THE DATA: Begin
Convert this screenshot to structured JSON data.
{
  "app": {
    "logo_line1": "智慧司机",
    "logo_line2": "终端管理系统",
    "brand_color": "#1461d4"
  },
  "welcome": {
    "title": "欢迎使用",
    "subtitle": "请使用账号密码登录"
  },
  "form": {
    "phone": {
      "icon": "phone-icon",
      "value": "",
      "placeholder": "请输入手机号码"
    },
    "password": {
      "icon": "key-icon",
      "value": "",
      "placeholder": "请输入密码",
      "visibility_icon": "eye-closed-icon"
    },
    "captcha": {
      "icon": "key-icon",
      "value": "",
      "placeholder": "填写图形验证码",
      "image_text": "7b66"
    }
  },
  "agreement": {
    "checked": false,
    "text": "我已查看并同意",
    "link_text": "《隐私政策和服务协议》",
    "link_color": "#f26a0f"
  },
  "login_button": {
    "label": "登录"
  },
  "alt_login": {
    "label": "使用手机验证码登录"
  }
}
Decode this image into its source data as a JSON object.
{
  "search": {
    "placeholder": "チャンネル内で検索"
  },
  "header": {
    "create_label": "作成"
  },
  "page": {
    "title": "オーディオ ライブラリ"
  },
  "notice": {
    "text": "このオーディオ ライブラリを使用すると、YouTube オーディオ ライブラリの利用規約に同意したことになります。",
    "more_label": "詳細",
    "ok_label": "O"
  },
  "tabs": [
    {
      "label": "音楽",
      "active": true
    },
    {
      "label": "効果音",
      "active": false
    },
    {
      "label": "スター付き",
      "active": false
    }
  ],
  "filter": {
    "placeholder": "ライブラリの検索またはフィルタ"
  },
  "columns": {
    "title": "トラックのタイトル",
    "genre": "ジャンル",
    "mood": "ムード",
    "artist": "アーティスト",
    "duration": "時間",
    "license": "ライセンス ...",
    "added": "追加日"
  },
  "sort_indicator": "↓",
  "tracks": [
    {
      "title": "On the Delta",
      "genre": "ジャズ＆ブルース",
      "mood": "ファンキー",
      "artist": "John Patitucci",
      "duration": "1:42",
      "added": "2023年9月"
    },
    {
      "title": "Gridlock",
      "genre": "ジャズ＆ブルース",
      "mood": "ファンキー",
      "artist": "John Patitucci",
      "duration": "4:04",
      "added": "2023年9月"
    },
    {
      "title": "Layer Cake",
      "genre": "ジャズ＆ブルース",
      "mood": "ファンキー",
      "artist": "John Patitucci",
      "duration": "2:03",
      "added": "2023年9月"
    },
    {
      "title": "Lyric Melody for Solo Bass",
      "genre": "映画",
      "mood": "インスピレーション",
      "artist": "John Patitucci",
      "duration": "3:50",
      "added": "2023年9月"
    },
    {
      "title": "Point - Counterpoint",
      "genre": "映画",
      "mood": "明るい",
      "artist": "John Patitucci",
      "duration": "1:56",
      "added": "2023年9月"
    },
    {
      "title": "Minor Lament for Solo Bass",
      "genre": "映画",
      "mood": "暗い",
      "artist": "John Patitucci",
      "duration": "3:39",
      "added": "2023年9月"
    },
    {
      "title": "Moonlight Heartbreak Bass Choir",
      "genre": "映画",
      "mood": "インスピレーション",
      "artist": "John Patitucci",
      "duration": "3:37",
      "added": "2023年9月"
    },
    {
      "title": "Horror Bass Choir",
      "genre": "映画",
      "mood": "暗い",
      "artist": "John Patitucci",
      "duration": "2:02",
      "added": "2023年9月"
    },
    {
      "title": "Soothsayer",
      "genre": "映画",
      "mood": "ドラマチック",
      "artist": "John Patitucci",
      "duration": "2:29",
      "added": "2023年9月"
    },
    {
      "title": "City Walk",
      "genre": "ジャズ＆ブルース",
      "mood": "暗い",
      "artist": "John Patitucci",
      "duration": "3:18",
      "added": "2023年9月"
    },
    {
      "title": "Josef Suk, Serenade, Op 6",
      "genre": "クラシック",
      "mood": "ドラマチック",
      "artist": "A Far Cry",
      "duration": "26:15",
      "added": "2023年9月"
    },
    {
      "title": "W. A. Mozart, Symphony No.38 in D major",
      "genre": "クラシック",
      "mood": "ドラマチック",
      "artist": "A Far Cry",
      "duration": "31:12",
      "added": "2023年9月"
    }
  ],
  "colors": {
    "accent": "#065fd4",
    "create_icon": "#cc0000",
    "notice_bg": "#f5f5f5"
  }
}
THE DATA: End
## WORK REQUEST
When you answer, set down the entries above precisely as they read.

## WRITTEN REPLY
Convert this screenshot to structured JSON data.
{
  "app": {
    "logo_line1": "智慧司机",
    "logo_line2": "终端管理系统",
    "brand_color": "#1461d4"
  },
  "welcome": {
    "title": "欢迎使用",
    "subtitle": "请使用账号密码登录"
  },
  "form": {
    "phone": {
      "icon": "phone-icon",
      "value": "",
      "placeholder": "请输入手机号码"
    },
    "password": {
      "icon": "key-icon",
      "value": "",
      "placeholder": "请输入密码",
      "visibility_icon": "eye-closed-icon"
    },
    "captcha": {
      "icon": "key-icon",
      "value": "",
      "placeholder": "填写图形验证码",
      "image_text": "7b66"
    }
  },
  "agreement": {
    "checked": false,
    "text": "我已查看并同意",
    "link_text": "《隐私政策和服务协议》",
    "link_color": "#f26a0f"
  },
  "login_button": {
    "label": "登录"
  },
  "alt_login": {
    "label": "使用手机验证码登录"
  }
}
Decode this image into its source data as a JSON object.
{
  "search": {
    "placeholder": "チャンネル内で検索"
  },
  "header": {
    "create_label": "作成"
  },
  "page": {
    "title": "オーディオ ライブラリ"
  },
  "notice": {
    "text": "このオーディオ ライブラリを使用すると、YouTube オーディオ ライブラリの利用規約に同意したことになります。",
    "more_label": "詳細",
    "ok_label": "O"
  },
  "tabs": [
    {
      "label": "音楽",
      "active": true
    },
    {
      "label": "効果音",
      "active": false
    },
    {
      "label": "スター付き",
      "active": false
    }
  ],
  "filter": {
    "placeholder": "ライブラリの検索またはフィルタ"
  },
  "columns": {
    "title": "トラックのタイトル",
    "genre": "ジャンル",
    "mood": "ムード",
    "artist": "アーティスト",
    "duration": "時間",
    "license": "ライセンス ...",
    "added": "追加日"
  },
  "sort_indicator": "↓",
  "tracks": [
    {
      "title": "On the Delta",
      "genre": "ジャズ＆ブルース",
      "mood": "ファンキー",
      "artist": "John Patitucci",
      "duration": "1:42",
      "added": "2023年9月"
    },
    {
      "title": "Gridlock",
      "genre": "ジャズ＆ブルース",
      "mood": "ファンキー",
      "artist": "John Patitucci",
      "duration": "4:04",
      "added": "2023年9月"
    },
    {
      "title": "Layer Cake",
      "genre": "ジャズ＆ブルース",
      "mood": "ファンキー",
      "artist": "John Patitucci",
      "duration": "2:03",
      "added": "2023年9月"
    },
    {
      "title": "Lyric Melody for Solo Bass",
      "genre": "映画",
      "mood": "インスピレーション",
      "artist": "John Patitucci",
      "duration": "3:50",
      "added": "2023年9月"
    },
    {
      "title": "Point - Counterpoint",
      "genre": "映画",
      "mood": "明るい",
      "artist": "John Patitucci",
      "duration": "1:56",
      "added": "2023年9月"
    },
    {
      "title": "Minor Lament for Solo Bass",
      "genre": "映画",
      "mood": "暗い",
      "artist": "John Patitucci",
      "duration": "3:39",
      "added": "2023年9月"
    },
    {
      "title": "Moonlight Heartbreak Bass Choir",
      "genre": "映画",
      "mood": "インスピレーション",
      "artist": "John Patitucci",
      "duration": "3:37",
      "added": "2023年9月"
    },
    {
      "title": "Horror Bass Choir",
      "genre": "映画",
      "mood": "暗い",
      "artist": "John Patitucci",
      "duration": "2:02",
      "added": "2023年9月"
    },
    {
      "title": "Soothsayer",
      "genre": "映画",
      "mood": "ドラマチック",
      "artist": "John Patitucci",
      "duration": "2:29",
      "added": "2023年9月"
    },
    {
      "title": "City Walk",
      "genre": "ジャズ＆ブルース",
      "mood": "暗い",
      "artist": "John Patitucci",
      "duration": "3:18",
      "added": "2023年9月"
    },
    {
      "title": "Josef Suk, Serenade, Op 6",
      "genre": "クラシック",
      "mood": "ドラマチック",
      "artist": "A Far Cry",
      "duration": "26:15",
      "added": "2023年9月"
    },
    {
      "title": "W. A. Mozart, Symphony No.38 in D major",
      "genre": "クラシック",
      "mood": "ドラマチック",
      "artist": "A Far Cry",
      "duration": "31:12",
      "added": "2023年9月"
    }
  ],
  "colors": {
    "accent": "#065fd4",
    "create_icon": "#cc0000",
    "notice_bg": "#f5f5f5"
  }
}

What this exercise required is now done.